It’s been a couple of weeks since my last post about the affective filter about how it’s been significant to my overall language learning. New thoughts bring to mind the following story:
My cousin studied Spanish for four years in high school and three years at the university. Despite having spent almost eight years studying another language, she could barely speak a lick of it. I used to not believe her when she would be unable to understand when someone spoke rudimentary Spanish to her, but over the years I became convinced that she was not faking it.
We eventually bought houses together in Rosarito, Mexico, a small beach town approximately thirty miles South of the United States-Mexico border. In town I frequently had to translate for her because she was unable to communicate effectively with the Spanish-speaking locals.
One night she confided in me that her teacher in high school laughed and said that he had never heard anyone speak Spanish with a “Southern accent” before. She told me that it was around the time of that incident that she felt that she started having difficulty with learning Spanish.
One night while we were staying in Rosarito over the holiday season, I managed to convince her that we should head over to the local bar to throw back a few Coco Locos. When we first arrived, I had to communicate with the bartenders and waitresses because my cousin claimed that she didn’t have enough vocabulary to be able to order food and drinks in Spanish.
After about five Coco Locos later, my cousin suddenly began to run around the bar, talking to anyone and everyone who would listen to her. She chatted all night long in Spanish. In fact, she managed to convince some locals that she was proficient enough in Spanish to go out on the ocean and take a boating lesson with them before she went home. She barely even made any grammatical errors when she was speaking.
As we were leaving for the evening, I told her, “I thought that you didn’t speak Spanish”.
“I didn’t,” she responded.
The next morning when she woke up she could hardly believe that she was able to speak to people in Spanish. She woke me quickly and was excited to head down the street for breakfast so that she could practice all of the Spanish that she thought she had forgotten.
Suddenly, the waitress asked her what she would like to order. “Can you order for me?” she asked, with a confused look on her face. “I don’t know much Spanish”.

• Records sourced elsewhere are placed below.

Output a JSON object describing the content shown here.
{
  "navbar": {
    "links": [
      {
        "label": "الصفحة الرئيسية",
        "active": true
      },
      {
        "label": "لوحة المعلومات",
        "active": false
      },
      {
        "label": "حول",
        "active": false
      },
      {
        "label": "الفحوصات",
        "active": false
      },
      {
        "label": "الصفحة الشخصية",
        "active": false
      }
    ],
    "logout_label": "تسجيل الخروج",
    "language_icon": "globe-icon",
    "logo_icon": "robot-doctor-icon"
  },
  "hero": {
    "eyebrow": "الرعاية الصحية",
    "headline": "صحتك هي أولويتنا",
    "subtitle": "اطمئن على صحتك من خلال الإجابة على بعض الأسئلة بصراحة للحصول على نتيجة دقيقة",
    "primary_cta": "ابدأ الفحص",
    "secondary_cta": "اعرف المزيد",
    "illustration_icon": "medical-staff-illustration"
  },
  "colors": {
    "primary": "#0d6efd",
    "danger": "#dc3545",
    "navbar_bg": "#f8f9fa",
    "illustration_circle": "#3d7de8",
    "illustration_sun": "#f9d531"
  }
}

That’s the curious thing about the affective filter-when the affective filter is high, we feel anxious or stressed and we’re less successful when speaking another language. When we aren’t so anxious or stressed about speaking another language, we are often more successful. Just imagine how fluent we’d all be if we didn’t have that affective filter holding us back!

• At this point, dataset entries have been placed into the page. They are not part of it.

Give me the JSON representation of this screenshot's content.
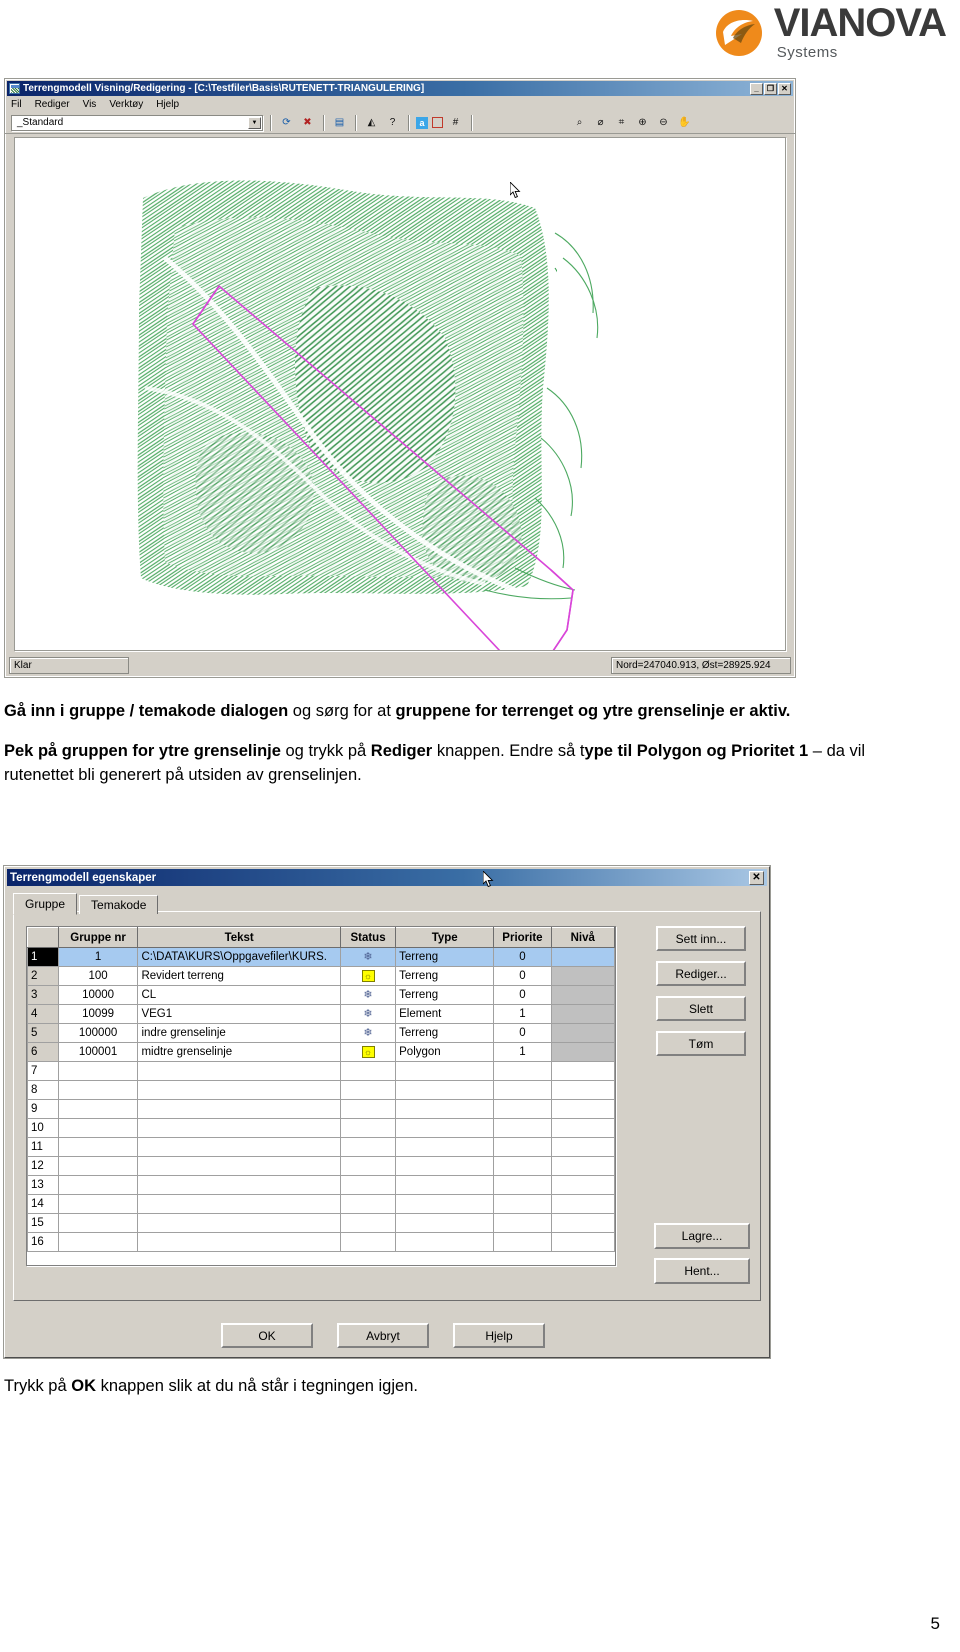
{
  "brand": {
    "name": "VIANOVA",
    "subtitle": "Systems",
    "accent_color": "#ef8a1b",
    "logo_icon": "vianova-disc-logo"
  },
  "app_window": {
    "title": "Terrengmodell Visning/Redigering - [C:\\Testfiler\\Basis\\RUTENETT-TRIANGULERING]",
    "title_icon": "terrain-model-icon",
    "window_buttons": [
      "minimize",
      "restore",
      "close"
    ],
    "window_button_glyphs": {
      "minimize": "_",
      "restore": "❐",
      "close": "✕"
    },
    "menu": [
      "Fil",
      "Rediger",
      "Vis",
      "Verktøy",
      "Hjelp"
    ],
    "toolbar": {
      "style_combo_value": "_Standard",
      "icons": [
        "refresh-icon",
        "delete-model-icon",
        "properties-icon",
        "triangulate-icon",
        "help-question-icon",
        "annotation-a-icon",
        "grid-frame-icon",
        "hatch-icon",
        "zoom-all-icon",
        "zoom-previous-icon",
        "zoom-window-icon",
        "zoom-in-icon",
        "zoom-out-icon",
        "pan-icon"
      ]
    },
    "status": {
      "left": "Klar",
      "right": "Nord=247040.913, Øst=28925.924"
    },
    "map": {
      "terrain_color": "#3aa050",
      "boundary_color": "#d946d9",
      "background": "#ffffff"
    }
  },
  "instructions": {
    "p1_bold_a": "Gå inn i gruppe / temakode dialogen",
    "p1_mid": " og sørg for at ",
    "p1_bold_b": "gruppene for terrenget og ytre grenselinje er aktiv.",
    "p2_bold_a": "Pek på gruppen for ytre grenselinje",
    "p2_mid_a": " og trykk på ",
    "p2_bold_b": "Rediger",
    "p2_mid_b": " knappen. Endre så t",
    "p2_bold_c": "ype til Polygon og Prioritet 1",
    "p2_tail": " – da vil rutenettet bli generert på utsiden av grenselinjen."
  },
  "dialog": {
    "title": "Terrengmodell egenskaper",
    "close_glyph": "✕",
    "tabs": [
      {
        "label": "Gruppe",
        "active": true
      },
      {
        "label": "Temakode",
        "active": false
      }
    ],
    "grid": {
      "headers": [
        "",
        "Gruppe nr",
        "Tekst",
        "Status",
        "Type",
        "Priorite",
        "Nivå"
      ],
      "rows": [
        {
          "idx": "1",
          "nr": "1",
          "tekst": "C:\\DATA\\KURS\\Oppgavefiler\\KURS.",
          "status": "snow",
          "type": "Terreng",
          "prio": "0",
          "niva": "",
          "selected": true
        },
        {
          "idx": "2",
          "nr": "100",
          "tekst": "Revidert terreng",
          "status": "sun",
          "type": "Terreng",
          "prio": "0",
          "niva": "",
          "selected": false
        },
        {
          "idx": "3",
          "nr": "10000",
          "tekst": "CL",
          "status": "snow",
          "type": "Terreng",
          "prio": "0",
          "niva": "",
          "selected": false
        },
        {
          "idx": "4",
          "nr": "10099",
          "tekst": "VEG1",
          "status": "snow",
          "type": "Element",
          "prio": "1",
          "niva": "",
          "selected": false
        },
        {
          "idx": "5",
          "nr": "100000",
          "tekst": "indre grenselinje",
          "status": "snow",
          "type": "Terreng",
          "prio": "0",
          "niva": "",
          "selected": false
        },
        {
          "idx": "6",
          "nr": "100001",
          "tekst": "midtre grenselinje",
          "status": "sun",
          "type": "Polygon",
          "prio": "1",
          "niva": "",
          "selected": false
        },
        {
          "idx": "7",
          "nr": "",
          "tekst": "",
          "status": "",
          "type": "",
          "prio": "",
          "niva": "",
          "selected": false
        },
        {
          "idx": "8",
          "nr": "",
          "tekst": "",
          "status": "",
          "type": "",
          "prio": "",
          "niva": "",
          "selected": false
        },
        {
          "idx": "9",
          "nr": "",
          "tekst": "",
          "status": "",
          "type": "",
          "prio": "",
          "niva": "",
          "selected": false
        },
        {
          "idx": "10",
          "nr": "",
          "tekst": "",
          "status": "",
          "type": "",
          "prio": "",
          "niva": "",
          "selected": false
        },
        {
          "idx": "11",
          "nr": "",
          "tekst": "",
          "status": "",
          "type": "",
          "prio": "",
          "niva": "",
          "selected": false
        },
        {
          "idx": "12",
          "nr": "",
          "tekst": "",
          "status": "",
          "type": "",
          "prio": "",
          "niva": "",
          "selected": false
        },
        {
          "idx": "13",
          "nr": "",
          "tekst": "",
          "status": "",
          "type": "",
          "prio": "",
          "niva": "",
          "selected": false
        },
        {
          "idx": "14",
          "nr": "",
          "tekst": "",
          "status": "",
          "type": "",
          "prio": "",
          "niva": "",
          "selected": false
        },
        {
          "idx": "15",
          "nr": "",
          "tekst": "",
          "status": "",
          "type": "",
          "prio": "",
          "niva": "",
          "selected": false
        },
        {
          "idx": "16",
          "nr": "",
          "tekst": "",
          "status": "",
          "type": "",
          "prio": "",
          "niva": "",
          "selected": false
        }
      ]
    },
    "side_buttons": [
      "Sett inn...",
      "Rediger...",
      "Slett",
      "Tøm"
    ],
    "side_buttons2": [
      "Lagre...",
      "Hent..."
    ],
    "footer_buttons": [
      "OK",
      "Avbryt",
      "Hjelp"
    ]
  },
  "footer": {
    "text_a": "Trykk på ",
    "text_bold": "OK",
    "text_b": " knappen slik at du nå står i tegningen igjen.",
    "page_number": "5"
  }
}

Melanie D. McGrath is the founder and editor of Multilingual Mania. She provides professional development and technical assistance to parents, bilingual teachers and administrators in the areas of biliteracy development, bilingual program design and English language development. Melanie can also be found writing about second language acquisition on the Spanglishbaby and TeachELD websites.

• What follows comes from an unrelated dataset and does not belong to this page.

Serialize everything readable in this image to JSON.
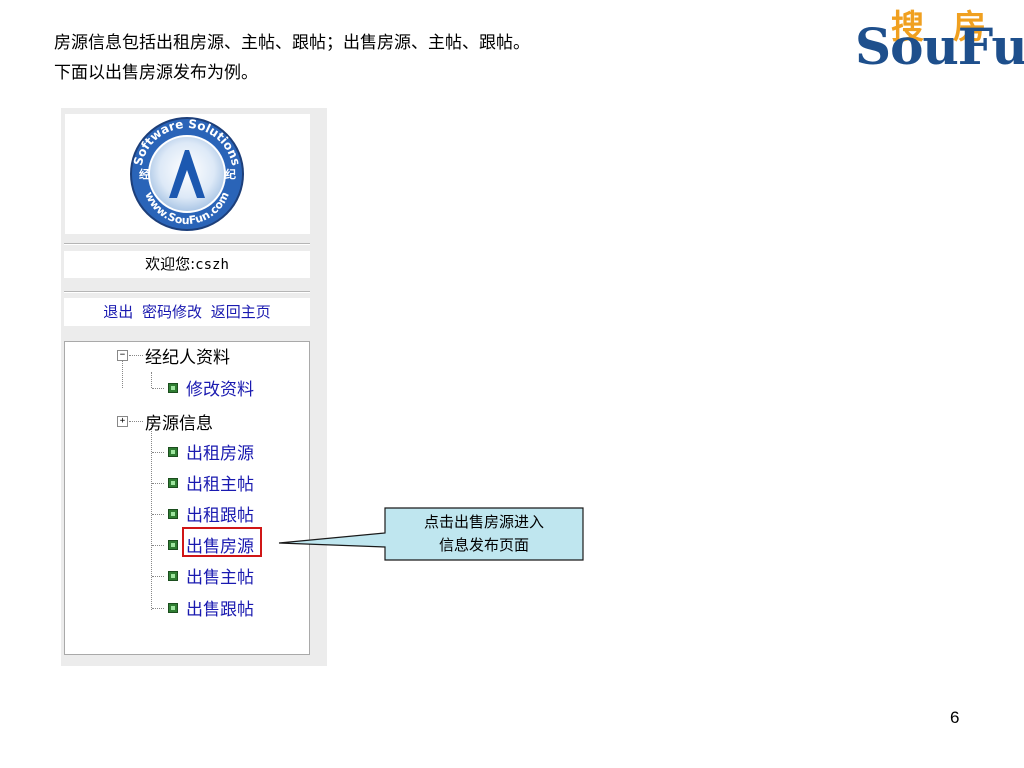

More Posts About the Affective Filter:
The Role of the Affective Filter in Language Learning